Step five: Select a brake model from the manufacturer catalog with a static torque rating greater than the required torque. Verify that the selected brake fits into the available application envelope and mounting configuration.
Clutch Selection, Step one: For applications with a specific acceleration time requirement, first calculate the dynamic torque (TD) required to accelerate the load using the inertia-time equation:
TD = 0.104(Iw)/t + D
Where: I =rotational load inertia, lb-in.-sec2
w = Differential slip speed, rpm
t = time to speed, sec
D= load drag torque reflected to the clutch, lb-in.
Convert to static torque by multiplying by 1.25
Step two: For applications requiring only the ability to accelerate a load, calculate the static torque using the horsepower-rpm equation:
Ts = (1.25)(63000)(Pk)/w
Where: P = horsepower, hp
k = service factor
w = differential slip speed, rpm
Step three: Select a clutch model from the manufacturer’s catalog with a static torque rating greater than the required torque. Verify that the selected clutch fits into the available application envelope and mounting configuration.
When engaging a clutch dynamically, carefully consider the proper energy dissipation. Calculate the total energy dissipated per minute:
E = (Ek + Es)N
Where: Ek = kinetic energy, ft-lb/min

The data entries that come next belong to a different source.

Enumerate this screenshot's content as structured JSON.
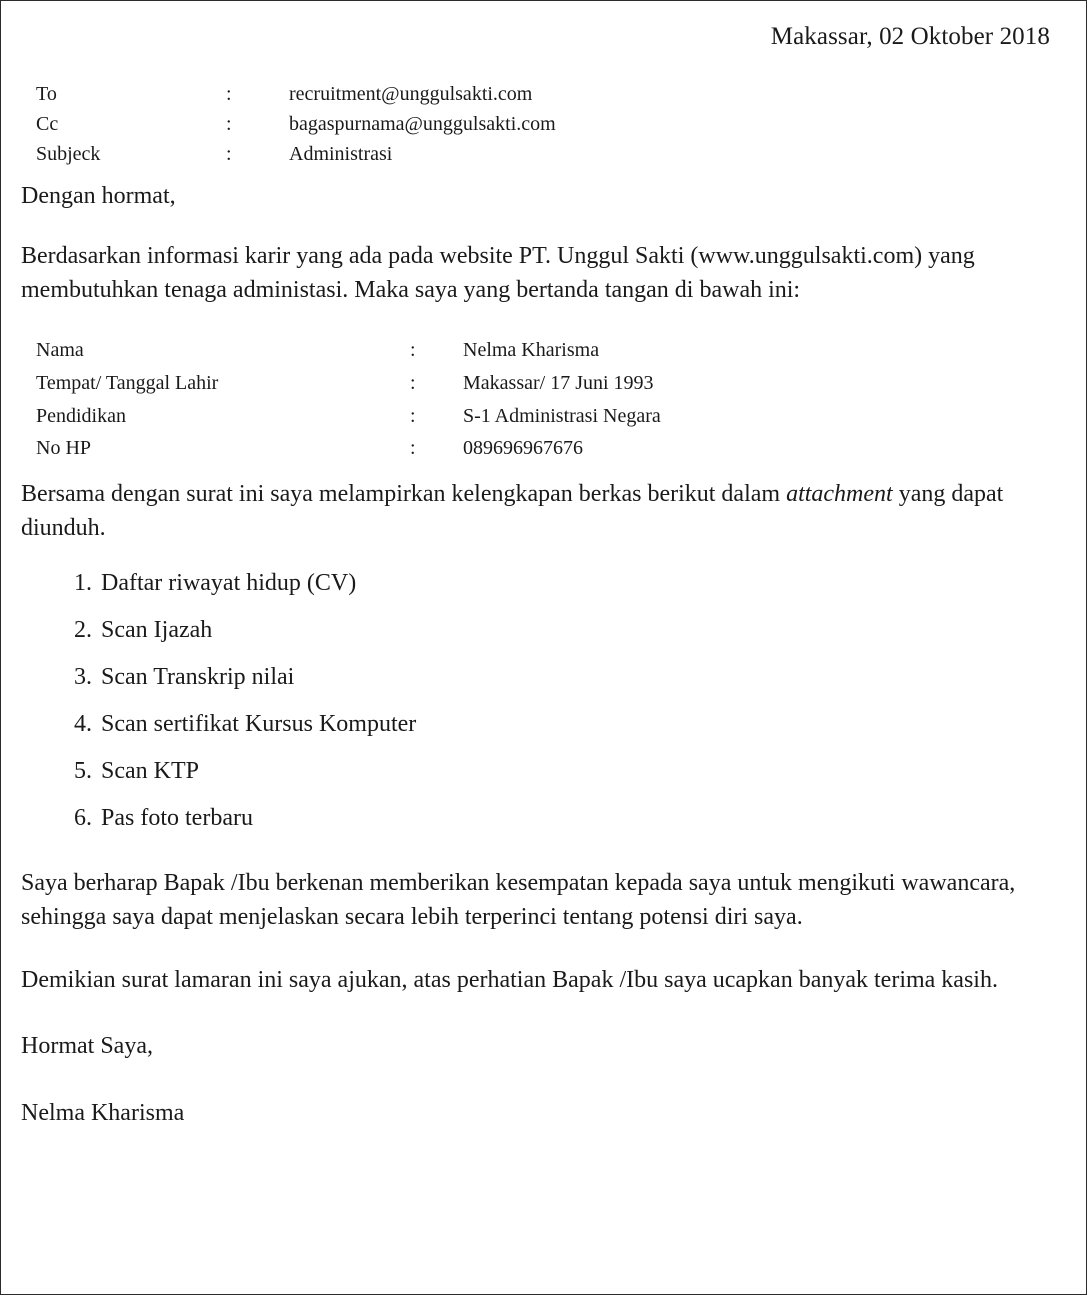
{
  "document": {
    "date_line": "Makassar, 02 Oktober 2018",
    "header_fields": [
      {
        "label": "To",
        "separator": ":",
        "value": "recruitment@unggulsakti.com"
      },
      {
        "label": "Cc",
        "separator": ":",
        "value": "bagaspurnama@unggulsakti.com"
      },
      {
        "label": "Subjeck",
        "separator": ":",
        "value": "Administrasi"
      }
    ],
    "salutation": "Dengan hormat,",
    "intro_paragraph": "Berdasarkan informasi karir yang ada pada website PT. Unggul Sakti (www.unggulsakti.com) yang membutuhkan tenaga administasi. Maka saya yang bertanda tangan di bawah ini:",
    "personal_details": [
      {
        "label": "Nama",
        "separator": ":",
        "value": "Nelma Kharisma"
      },
      {
        "label": "Tempat/ Tanggal Lahir",
        "separator": ":",
        "value": "Makassar/ 17 Juni 1993"
      },
      {
        "label": "Pendidikan",
        "separator": ":",
        "value": "S-1 Administrasi Negara"
      },
      {
        "label": "No HP",
        "separator": ":",
        "value": "089696967676"
      }
    ],
    "attachment_intro": {
      "part_1": "Bersama dengan surat ini saya melampirkan kelengkapan berkas berikut dalam ",
      "emphasis": "attachment",
      "part_2": " yang dapat diunduh."
    },
    "attachment_list": [
      {
        "number": "1.",
        "text": "Daftar riwayat hidup (CV)"
      },
      {
        "number": "2.",
        "text": "Scan Ijazah"
      },
      {
        "number": "3.",
        "text": "Scan Transkrip nilai"
      },
      {
        "number": "4.",
        "text": "Scan sertifikat Kursus Komputer"
      },
      {
        "number": "5.",
        "text": "Scan KTP"
      },
      {
        "number": "6.",
        "text": "Pas foto terbaru"
      }
    ],
    "closing_paragraph_1": "Saya berharap Bapak /Ibu berkenan memberikan kesempatan kepada saya untuk mengikuti wawancara, sehingga saya dapat menjelaskan secara lebih terperinci tentang potensi diri saya.",
    "closing_paragraph_2": "Demikian surat lamaran ini saya ajukan, atas perhatian Bapak /Ibu saya ucapkan banyak terima kasih.",
    "sign_off": "Hormat Saya,",
    "signature_name": "Nelma Kharisma"
  }
}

Es = slip energy, ft-lb/min
N = cycle rate, cpm
If the total energy dissipation is more than allowable, then consider using a larger series clutch.
: Design World :
Filed Under: Brakes • clutches, Motion control • motor controls